==== Task data ====
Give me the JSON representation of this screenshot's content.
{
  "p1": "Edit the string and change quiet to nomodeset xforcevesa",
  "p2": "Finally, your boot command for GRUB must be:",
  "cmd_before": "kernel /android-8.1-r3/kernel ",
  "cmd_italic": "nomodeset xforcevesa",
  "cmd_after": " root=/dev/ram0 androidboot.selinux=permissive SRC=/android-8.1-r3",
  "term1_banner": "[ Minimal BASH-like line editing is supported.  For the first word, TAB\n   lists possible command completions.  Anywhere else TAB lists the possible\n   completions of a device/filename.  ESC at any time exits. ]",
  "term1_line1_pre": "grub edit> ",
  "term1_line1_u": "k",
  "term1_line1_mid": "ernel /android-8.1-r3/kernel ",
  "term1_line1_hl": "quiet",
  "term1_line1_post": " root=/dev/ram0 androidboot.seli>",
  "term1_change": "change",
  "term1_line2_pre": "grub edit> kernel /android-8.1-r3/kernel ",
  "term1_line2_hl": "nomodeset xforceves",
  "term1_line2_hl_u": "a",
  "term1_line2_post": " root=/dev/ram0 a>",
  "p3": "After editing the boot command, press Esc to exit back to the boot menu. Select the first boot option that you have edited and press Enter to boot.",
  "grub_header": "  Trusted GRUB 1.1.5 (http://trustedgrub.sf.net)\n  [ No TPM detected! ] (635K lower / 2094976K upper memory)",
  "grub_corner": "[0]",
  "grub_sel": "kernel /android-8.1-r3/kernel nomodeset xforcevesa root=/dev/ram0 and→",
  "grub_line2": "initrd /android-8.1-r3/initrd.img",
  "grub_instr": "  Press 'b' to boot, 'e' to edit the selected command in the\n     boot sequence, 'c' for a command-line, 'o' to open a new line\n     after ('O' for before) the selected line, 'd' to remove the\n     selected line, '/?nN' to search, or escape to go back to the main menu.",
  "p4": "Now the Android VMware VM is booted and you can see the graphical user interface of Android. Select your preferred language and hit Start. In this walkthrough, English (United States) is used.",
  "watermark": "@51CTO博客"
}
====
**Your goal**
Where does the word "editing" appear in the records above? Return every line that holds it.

**Reply to the task**
  "term1_banner": "[ Minimal BASH-like line editing is supported.  For the first word, TAB\n   lists possible command completions.  Anywhere else TAB lists the possible\n   completions of a device/filename.  ESC at any time exits. ]",
  "p3": "After editing the boot command, press Esc to exit back to the boot menu. Select the first boot option that you have edited and press Enter to boot.",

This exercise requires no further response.